Still feeling the glow from “Introducing Gerhardt Fjuck,” and figuring I had dipped too often into the bottomless well of Monty Python’s “Architects Sketch,” I happened upon a piece from Kristen Richards’s ArchNewsNow by Emily Nonko on the website Fast Company. It is a serious laugh riot: “The community hub of the future isn’t a library or a shopping mall, it’s city hall.”
Seriously? The writer wonders that so few municipalities around the world have felt the need to transform their city halls into “community hubs.” In contrast to “the monumental city halls of yore, with echoing corridors and forbidding facades,” Nonko applauds those architects and planners who are reconceptualizing the staid old idea of city hall and
replacing it with something more human and playful. To their mind, city hall is a space for citizens to act out democracy alongside their elected officials—and perhaps grab a coffee or see a show while doing it. In the face of global unrest, online polarization, and the increasing commercialization of public space, city halls are quietly becoming the communal living room of the future.
Nonko moans that places like Kiruna, Sweden, 95 miles north of the Arctic Circle, have taken the lead from more stick-in-the-mud places like the United States. She notes that Kiruna City Hall has no guard station and you don’t have to sign in. Berlin’s national assembly has a glass dome by Norman Foster from which Germans can look down (their noses?) at their representative government at work. Democracy! Transparency!
What if local government stepped up and invested in a living room for all its citizens? What if our city halls welcomed us in, not just to submit paperwork or gawk at architecture but to celebrate, protest, peruse artwork, sunbathe, and read, right alongside our elected officials?
Nonko’s article goes on and on, with laugh line piled atop laugh line, for why indeed shouldn’t government be fun? Maybe some civic constituencies want municipal cafés and cinemas to compete with private tax-paying enterprises beyond the walls of city hall. Perhaps, after paying their taxes or attending in person their representatives’ latest follies (maybe viewed from above such shenanigans are easier to perceive!), citizens just want to stick around to embrace the inner child of their democracy. Sounds reasonable to me!

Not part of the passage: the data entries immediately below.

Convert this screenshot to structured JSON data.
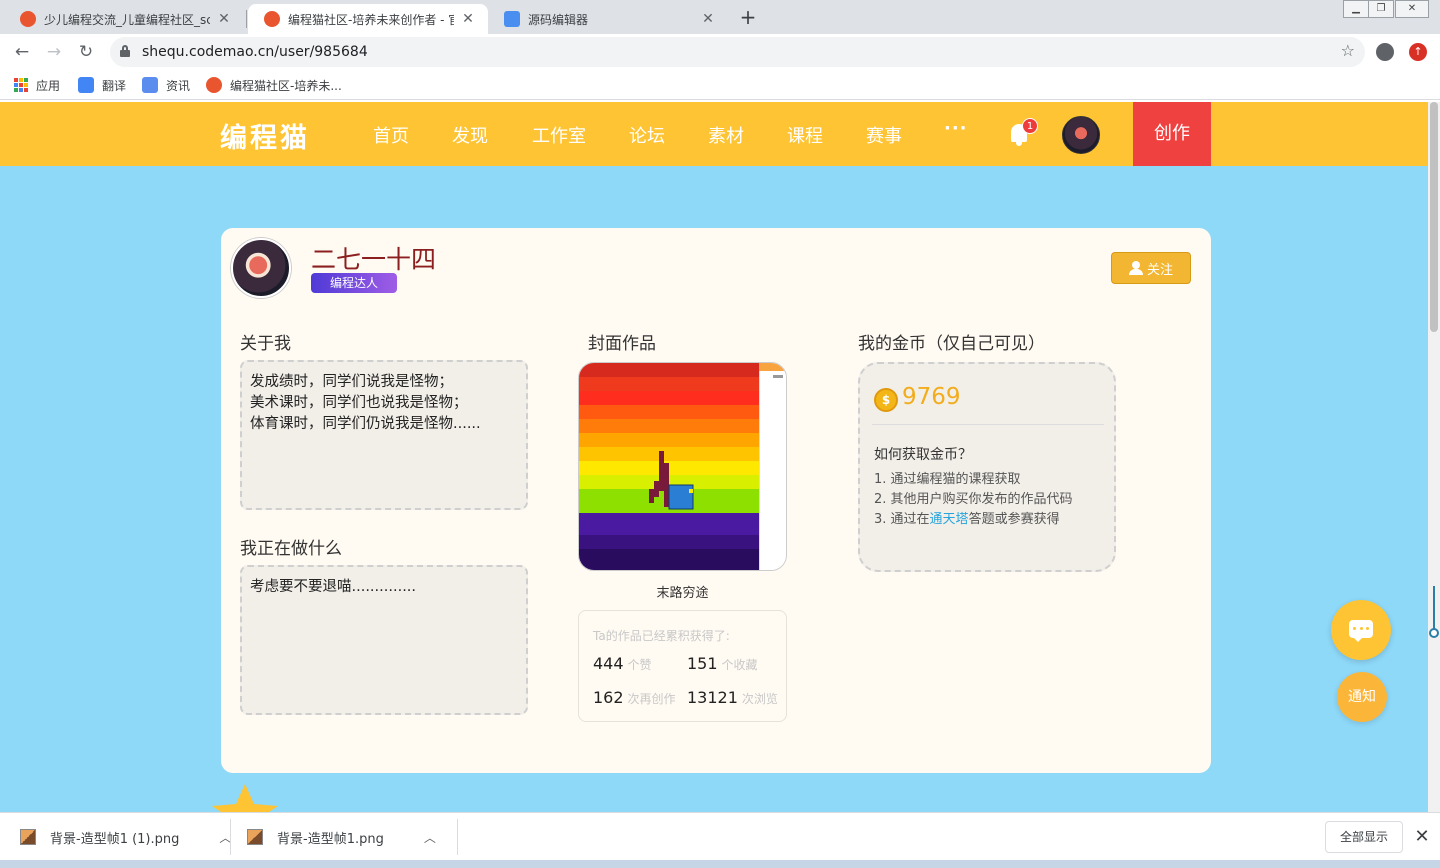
{
  "browser": {
    "tabs": [
      {
        "title": "少儿编程交流_儿童编程社区_scr",
        "active": false
      },
      {
        "title": "编程猫社区-培养未来创作者 - 官",
        "active": true
      },
      {
        "title": "源码编辑器",
        "active": false
      }
    ],
    "url": "shequ.codemao.cn/user/985684",
    "bookmarks": [
      "应用",
      "翻译",
      "资讯",
      "编程猫社区-培养未..."
    ]
  },
  "site": {
    "logo": "编程猫",
    "nav": [
      "首页",
      "发现",
      "工作室",
      "论坛",
      "素材",
      "课程",
      "赛事"
    ],
    "more": "···",
    "notification_count": "1",
    "create_label": "创作"
  },
  "profile": {
    "username": "二七一十四",
    "level": "编程达人",
    "follow_label": "关注",
    "about_title": "关于我",
    "about_lines": [
      "发成绩时，同学们说我是怪物；",
      "美术课时，同学们也说我是怪物；",
      "体育课时，同学们仍说我是怪物......"
    ],
    "doing_title": "我正在做什么",
    "doing_text": "考虑要不要退喵..............",
    "cover_title": "封面作品",
    "cover_name": "末路穷途",
    "stats_heading": "Ta的作品已经累积获得了:",
    "stats": {
      "likes": {
        "value": "444",
        "unit": "个赞"
      },
      "favorites": {
        "value": "151",
        "unit": "个收藏"
      },
      "remixes": {
        "value": "162",
        "unit": "次再创作"
      },
      "views": {
        "value": "13121",
        "unit": "次浏览"
      }
    },
    "coins_title": "我的金币（仅自己可见）",
    "coins": "9769",
    "coin_symbol": "$",
    "howto_title": "如何获取金币？",
    "steps": {
      "s1": "1. 通过编程猫的课程获取",
      "s2": "2. 其他用户购买你发布的作品代码",
      "s3_pre": "3. 通过在",
      "s3_link": "通天塔",
      "s3_post": "答题或参赛获得"
    }
  },
  "floating": {
    "notify_label": "通知"
  },
  "downloads": {
    "items": [
      "背景-造型帧1 (1).png",
      "背景-造型帧1.png"
    ],
    "show_all": "全部显示"
  },
  "colors": {
    "nav_bg": "#fec433",
    "create_bg": "#f04141",
    "page_bg": "#8ed8f8",
    "card_bg": "#fffaf2",
    "username": "#8b1f1f",
    "coin": "#f2ac1c",
    "link": "#27a4de"
  }
}
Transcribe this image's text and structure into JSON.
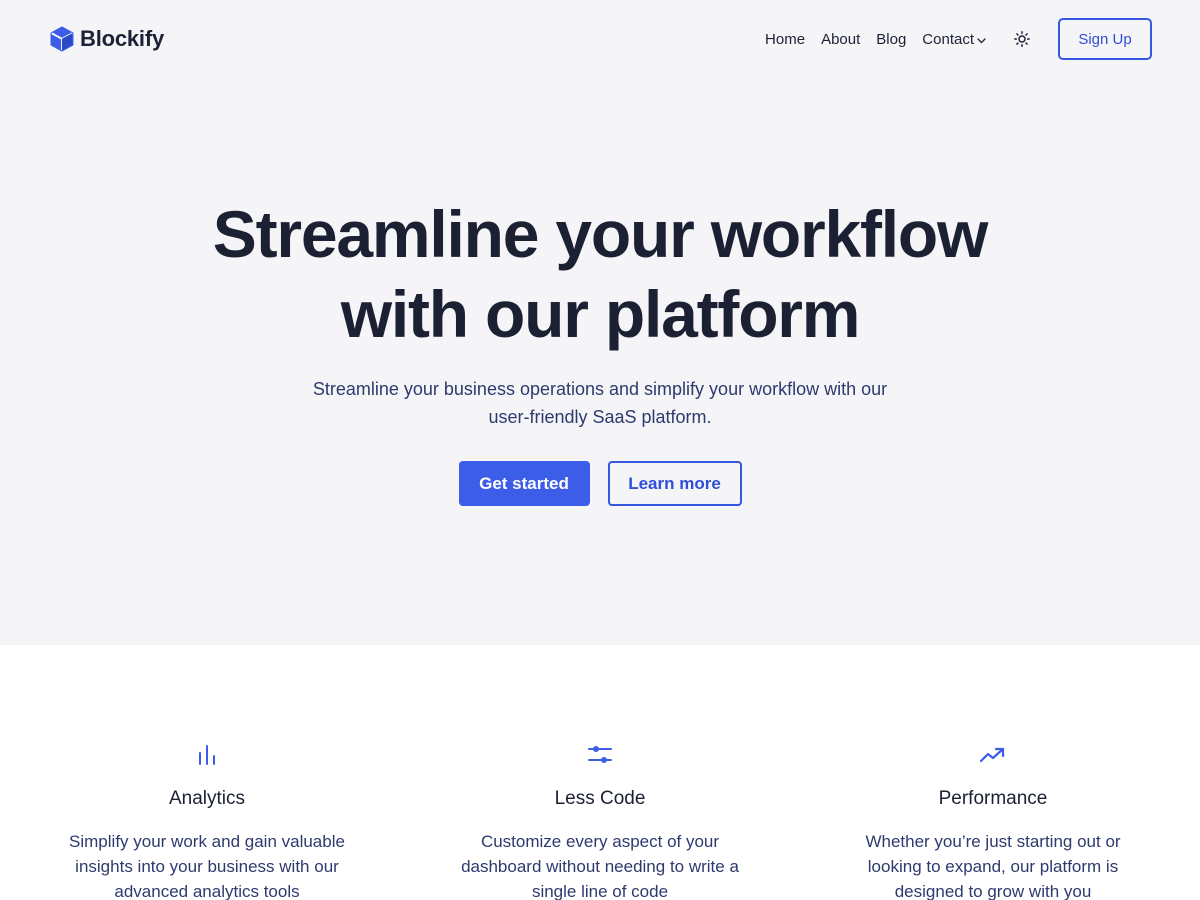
{
  "brand": {
    "name": "Blockify",
    "logo_icon": "cube-icon",
    "accent_color": "#3b5de7"
  },
  "nav": {
    "items": [
      {
        "label": "Home"
      },
      {
        "label": "About"
      },
      {
        "label": "Blog"
      },
      {
        "label": "Contact",
        "has_dropdown": true
      }
    ],
    "theme_toggle_icon": "sun-icon",
    "signup_label": "Sign Up"
  },
  "hero": {
    "title": "Streamline your workflow with our platform",
    "subtitle": "Streamline your business operations and simplify your workflow with our user-friendly SaaS platform.",
    "primary_cta": "Get started",
    "secondary_cta": "Learn more"
  },
  "features": [
    {
      "icon": "bar-chart-icon",
      "title": "Analytics",
      "text": "Simplify your work and gain valuable insights into your business with our advanced analytics tools"
    },
    {
      "icon": "sliders-icon",
      "title": "Less Code",
      "text": "Customize every aspect of your dashboard without needing to write a single line of code"
    },
    {
      "icon": "trending-up-icon",
      "title": "Performance",
      "text": "Whether you’re just starting out or looking to expand, our platform is designed to grow with you"
    }
  ]
}
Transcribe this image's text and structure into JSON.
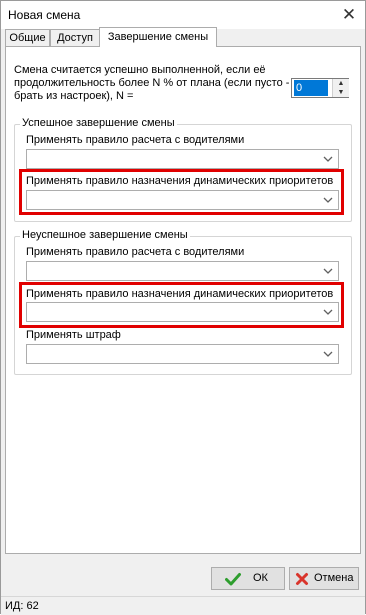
{
  "window": {
    "title": "Новая смена",
    "close_glyph": "✕"
  },
  "tabs": [
    {
      "label": "Общие",
      "active": false
    },
    {
      "label": "Доступ",
      "active": false
    },
    {
      "label": "Завершение смены",
      "active": true
    }
  ],
  "intro": {
    "text": "Смена считается успешно выполненной, если её продолжительность более N % от плана (если пусто - брать из настроек), N =",
    "n_value": "0"
  },
  "success_group": {
    "title": "Успешное завершение смены",
    "fields": [
      {
        "label": "Применять правило расчета с водителями",
        "value": ""
      },
      {
        "label": "Применять правило назначения динамических приоритетов",
        "value": ""
      }
    ]
  },
  "failure_group": {
    "title": "Неуспешное завершение смены",
    "fields": [
      {
        "label": "Применять правило расчета с водителями",
        "value": ""
      },
      {
        "label": "Применять правило назначения динамических приоритетов",
        "value": ""
      },
      {
        "label": "Применять штраф",
        "value": ""
      }
    ]
  },
  "buttons": {
    "ok": "ОК",
    "cancel": "Отмена"
  },
  "status": {
    "text": "ИД: 62"
  },
  "colors": {
    "highlight": "#e10000",
    "selection": "#0078d7",
    "ok_icon": "#2e9e2e",
    "cancel_icon": "#d9342b"
  }
}
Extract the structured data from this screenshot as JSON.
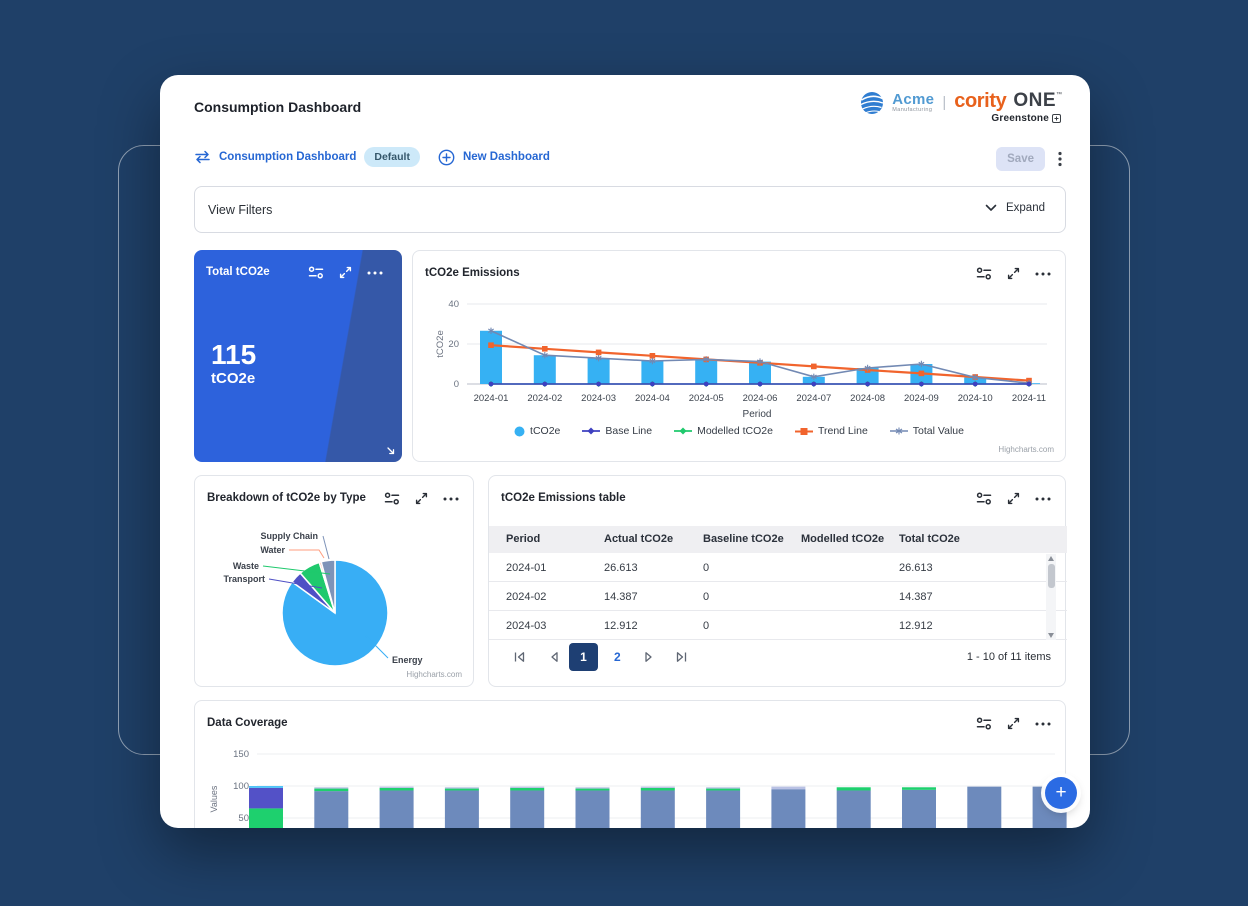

No. A thousand and one reasons leap up, waving their arms for attention in the competition for why city halls do not have cafés, cinemas and tanning salons within their capacious walls. Nonko ignores them all, and the result is a humorous tour-de-force that, long as it is, rewards perusal. Have fun!